■ Supplied information:
━━━━
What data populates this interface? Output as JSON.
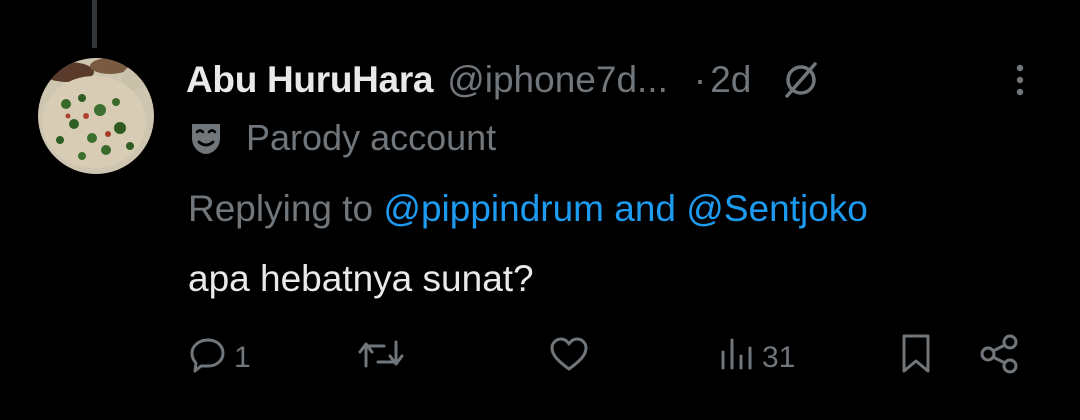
{
  "tweet": {
    "author_name": "Abu HuruHara",
    "author_handle": "@iphone7d...",
    "separator": "·",
    "timestamp": "2d",
    "account_label": "Parody account",
    "replying_prefix": "Replying to",
    "mention_1": "@pippindrum",
    "mention_joiner": "and",
    "mention_2": "@Sentjoko",
    "text": "apa hebatnya sunat?"
  },
  "actions": {
    "reply_count": "1",
    "retweet_count": "",
    "like_count": "",
    "views_count": "31"
  },
  "icons": {
    "verified": "circle-slash-icon",
    "more": "more-vertical-icon",
    "parody": "theater-mask-icon",
    "reply": "reply-bubble-icon",
    "retweet": "retweet-icon",
    "like": "heart-icon",
    "views": "bar-chart-icon",
    "bookmark": "bookmark-icon",
    "share": "share-icon"
  },
  "colors": {
    "background": "#000000",
    "primary_text": "#e7e9ea",
    "secondary_text": "#71767b",
    "accent": "#1d9bf0"
  }
}
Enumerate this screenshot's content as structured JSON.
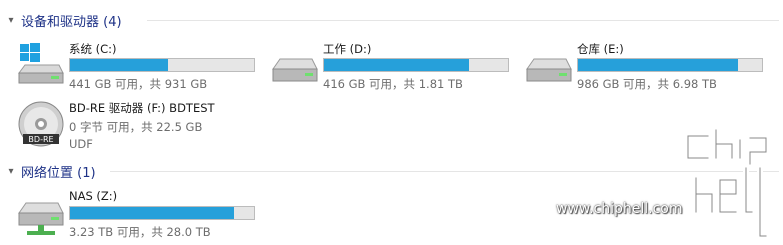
{
  "sections": [
    {
      "title": "设备和驱动器 (4)",
      "drives": [
        {
          "name": "系统 (C:)",
          "icon": "windows-drive-icon",
          "used_fraction": 0.53,
          "detail": "441 GB 可用，共 931 GB"
        },
        {
          "name": "工作 (D:)",
          "icon": "hard-drive-icon",
          "used_fraction": 0.79,
          "detail": "416 GB 可用，共 1.81 TB"
        },
        {
          "name": "仓库 (E:)",
          "icon": "hard-drive-icon",
          "used_fraction": 0.87,
          "detail": "986 GB 可用，共 6.98 TB"
        },
        {
          "name": "BD-RE 驱动器 (F:) BDTEST",
          "icon": "optical-disc-icon",
          "icon_label": "BD-RE",
          "detail": "0 字节 可用，共 22.5 GB",
          "filesystem": "UDF"
        }
      ]
    },
    {
      "title": "网络位置 (1)",
      "drives": [
        {
          "name": "NAS (Z:)",
          "icon": "network-drive-icon",
          "used_fraction": 0.89,
          "detail": "3.23 TB 可用，共 28.0 TB"
        }
      ]
    }
  ],
  "watermark": {
    "site": "www.chiphell.com",
    "logo_text": "chip hell"
  },
  "colors": {
    "bar_fill": "#26a0da",
    "bar_track": "#e6e6e6",
    "header_text": "#1e3287"
  }
}
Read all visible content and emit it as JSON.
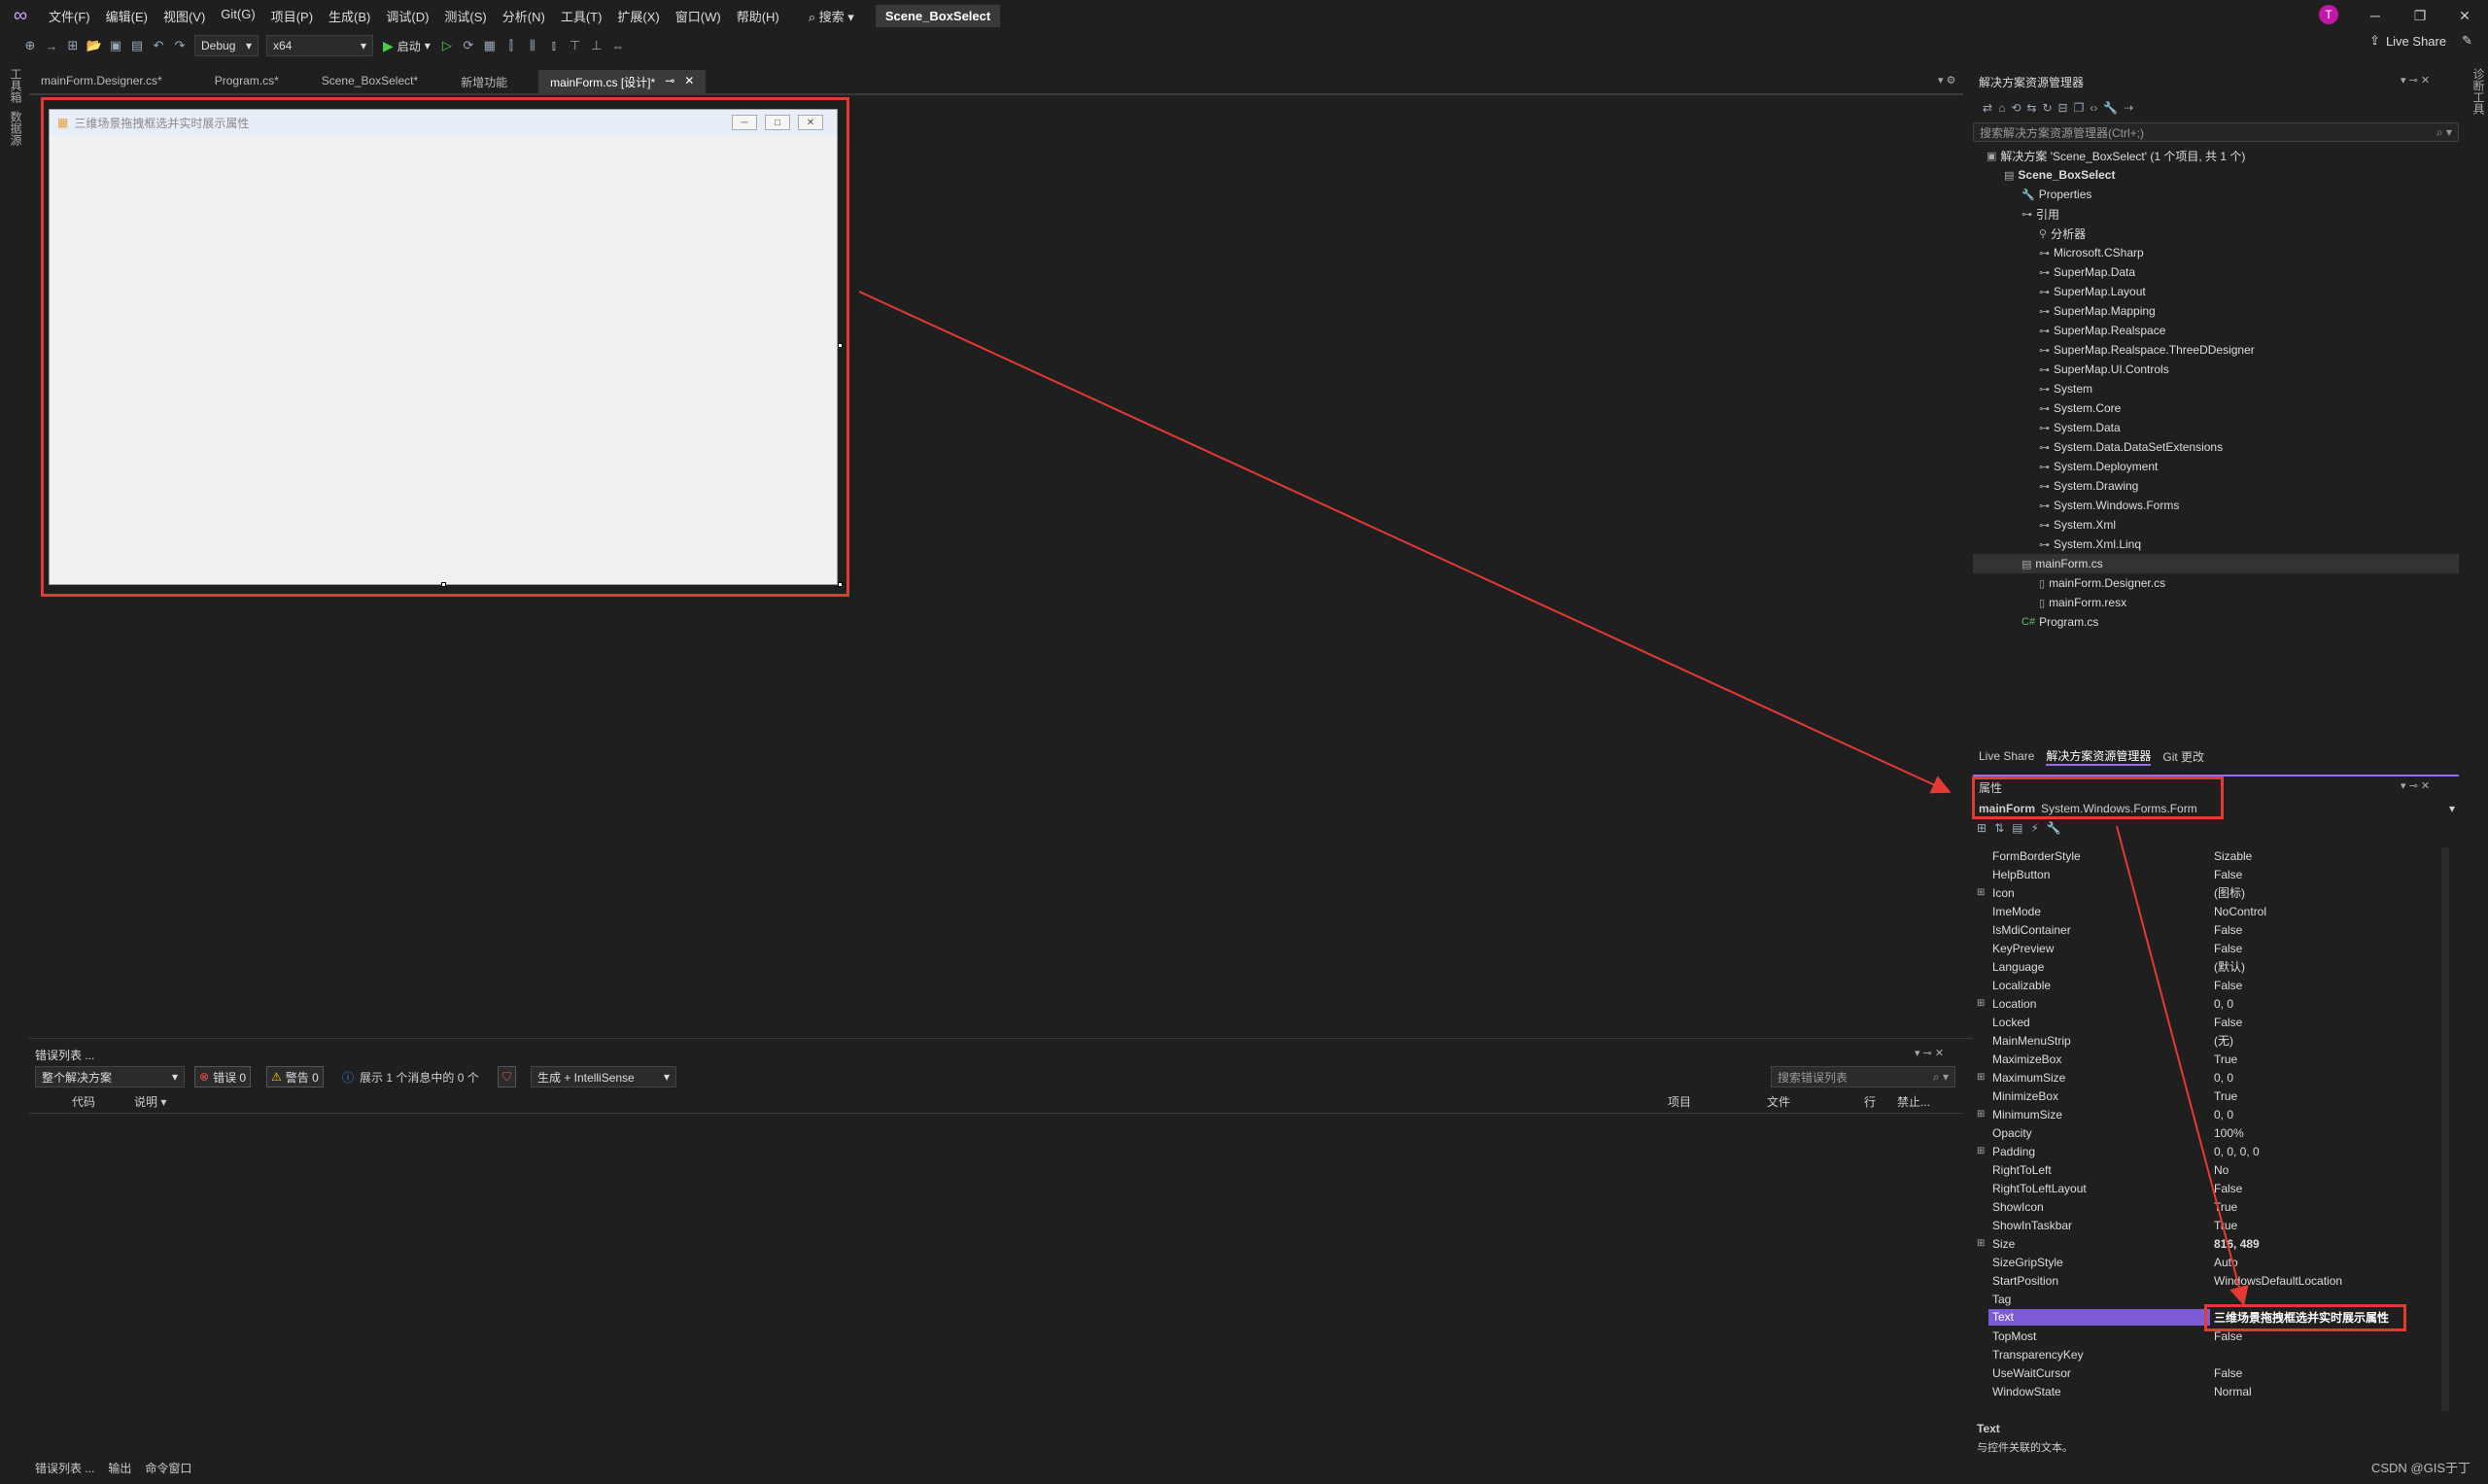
{
  "menubar": {
    "items": [
      "文件(F)",
      "编辑(E)",
      "视图(V)",
      "Git(G)",
      "项目(P)",
      "生成(B)",
      "调试(D)",
      "测试(S)",
      "分析(N)",
      "工具(T)",
      "扩展(X)",
      "窗口(W)",
      "帮助(H)"
    ],
    "search": "搜索",
    "solution_title": "Scene_BoxSelect",
    "avatar_letter": "T"
  },
  "toolbar": {
    "config": "Debug",
    "platform": "x64",
    "start_label": "启动",
    "live_share": "Live Share"
  },
  "left_strip": {
    "tab1": "工具箱",
    "tab2": "数据源"
  },
  "right_strip": {
    "tab1": "诊断工具"
  },
  "doc_tabs": [
    {
      "label": "mainForm.Designer.cs*"
    },
    {
      "label": "Program.cs*"
    },
    {
      "label": "Scene_BoxSelect*"
    },
    {
      "label": "新增功能"
    },
    {
      "label": "mainForm.cs [设计]*"
    }
  ],
  "form_preview": {
    "title": "三维场景拖拽框选并实时展示属性"
  },
  "error_list": {
    "title": "错误列表 ...",
    "scope": "整个解决方案",
    "errors": "错误 0",
    "warnings": "警告 0",
    "messages": "展示 1 个消息中的 0 个",
    "build_filter": "生成 + IntelliSense",
    "search_placeholder": "搜索错误列表",
    "col_code": "代码",
    "col_desc": "说明",
    "col_project": "项目",
    "col_file": "文件",
    "col_line": "行",
    "col_suppress": "禁止..."
  },
  "bottom_tabs": [
    "错误列表 ...",
    "输出",
    "命令窗口"
  ],
  "solution_explorer": {
    "title": "解决方案资源管理器",
    "search_placeholder": "搜索解决方案资源管理器(Ctrl+;)",
    "tree": [
      {
        "label": "解决方案 'Scene_BoxSelect' (1 个项目, 共 1 个)",
        "level": 0,
        "icon": "solution-icon"
      },
      {
        "label": "Scene_BoxSelect",
        "level": 1,
        "icon": "project-icon",
        "bold": true
      },
      {
        "label": "Properties",
        "level": 2,
        "icon": "wrench-icon"
      },
      {
        "label": "引用",
        "level": 2,
        "icon": "references-icon"
      },
      {
        "label": "分析器",
        "level": 3,
        "icon": "analyzer-icon"
      },
      {
        "label": "Microsoft.CSharp",
        "level": 3,
        "icon": "reference-icon"
      },
      {
        "label": "SuperMap.Data",
        "level": 3,
        "icon": "reference-icon"
      },
      {
        "label": "SuperMap.Layout",
        "level": 3,
        "icon": "reference-icon"
      },
      {
        "label": "SuperMap.Mapping",
        "level": 3,
        "icon": "reference-icon"
      },
      {
        "label": "SuperMap.Realspace",
        "level": 3,
        "icon": "reference-icon"
      },
      {
        "label": "SuperMap.Realspace.ThreeDDesigner",
        "level": 3,
        "icon": "reference-icon"
      },
      {
        "label": "SuperMap.UI.Controls",
        "level": 3,
        "icon": "reference-icon"
      },
      {
        "label": "System",
        "level": 3,
        "icon": "reference-icon"
      },
      {
        "label": "System.Core",
        "level": 3,
        "icon": "reference-icon"
      },
      {
        "label": "System.Data",
        "level": 3,
        "icon": "reference-icon"
      },
      {
        "label": "System.Data.DataSetExtensions",
        "level": 3,
        "icon": "reference-icon"
      },
      {
        "label": "System.Deployment",
        "level": 3,
        "icon": "reference-icon"
      },
      {
        "label": "System.Drawing",
        "level": 3,
        "icon": "reference-icon"
      },
      {
        "label": "System.Windows.Forms",
        "level": 3,
        "icon": "reference-icon"
      },
      {
        "label": "System.Xml",
        "level": 3,
        "icon": "reference-icon"
      },
      {
        "label": "System.Xml.Linq",
        "level": 3,
        "icon": "reference-icon"
      },
      {
        "label": "mainForm.cs",
        "level": 2,
        "icon": "form-icon",
        "selected": true
      },
      {
        "label": "mainForm.Designer.cs",
        "level": 3,
        "icon": "file-icon"
      },
      {
        "label": "mainForm.resx",
        "level": 3,
        "icon": "file-icon"
      },
      {
        "label": "Program.cs",
        "level": 2,
        "icon": "csharp-icon"
      }
    ]
  },
  "se_tabs": [
    "Live Share",
    "解决方案资源管理器",
    "Git 更改"
  ],
  "properties": {
    "title": "属性",
    "object_name": "mainForm",
    "object_type": "System.Windows.Forms.Form",
    "rows": [
      {
        "name": "FormBorderStyle",
        "value": "Sizable"
      },
      {
        "name": "HelpButton",
        "value": "False"
      },
      {
        "name": "Icon",
        "value": "(图标)",
        "expand": true
      },
      {
        "name": "ImeMode",
        "value": "NoControl"
      },
      {
        "name": "IsMdiContainer",
        "value": "False"
      },
      {
        "name": "KeyPreview",
        "value": "False"
      },
      {
        "name": "Language",
        "value": "(默认)"
      },
      {
        "name": "Localizable",
        "value": "False"
      },
      {
        "name": "Location",
        "value": "0, 0",
        "expand": true
      },
      {
        "name": "Locked",
        "value": "False"
      },
      {
        "name": "MainMenuStrip",
        "value": "(无)"
      },
      {
        "name": "MaximizeBox",
        "value": "True"
      },
      {
        "name": "MaximumSize",
        "value": "0, 0",
        "expand": true
      },
      {
        "name": "MinimizeBox",
        "value": "True"
      },
      {
        "name": "MinimumSize",
        "value": "0, 0",
        "expand": true
      },
      {
        "name": "Opacity",
        "value": "100%"
      },
      {
        "name": "Padding",
        "value": "0, 0, 0, 0",
        "expand": true
      },
      {
        "name": "RightToLeft",
        "value": "No"
      },
      {
        "name": "RightToLeftLayout",
        "value": "False"
      },
      {
        "name": "ShowIcon",
        "value": "True"
      },
      {
        "name": "ShowInTaskbar",
        "value": "True"
      },
      {
        "name": "Size",
        "value": "816, 489",
        "expand": true,
        "bold": true
      },
      {
        "name": "SizeGripStyle",
        "value": "Auto"
      },
      {
        "name": "StartPosition",
        "value": "WindowsDefaultLocation"
      },
      {
        "name": "Tag",
        "value": ""
      },
      {
        "name": "Text",
        "value": "三维场景拖拽框选并实时展示属性",
        "selected": true,
        "bold": true
      },
      {
        "name": "TopMost",
        "value": "False"
      },
      {
        "name": "TransparencyKey",
        "value": ""
      },
      {
        "name": "UseWaitCursor",
        "value": "False"
      },
      {
        "name": "WindowState",
        "value": "Normal"
      }
    ],
    "desc_title": "Text",
    "desc_text": "与控件关联的文本。"
  },
  "watermark": "CSDN @GIS于丁",
  "colors": {
    "annotation_red": "#e53935",
    "accent_purple": "#9b6bf2"
  }
}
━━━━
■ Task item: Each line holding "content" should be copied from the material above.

■ Output for this task:
Enumerate this screenshot's content as structured JSON.
Read all visible content and emit it as JSON.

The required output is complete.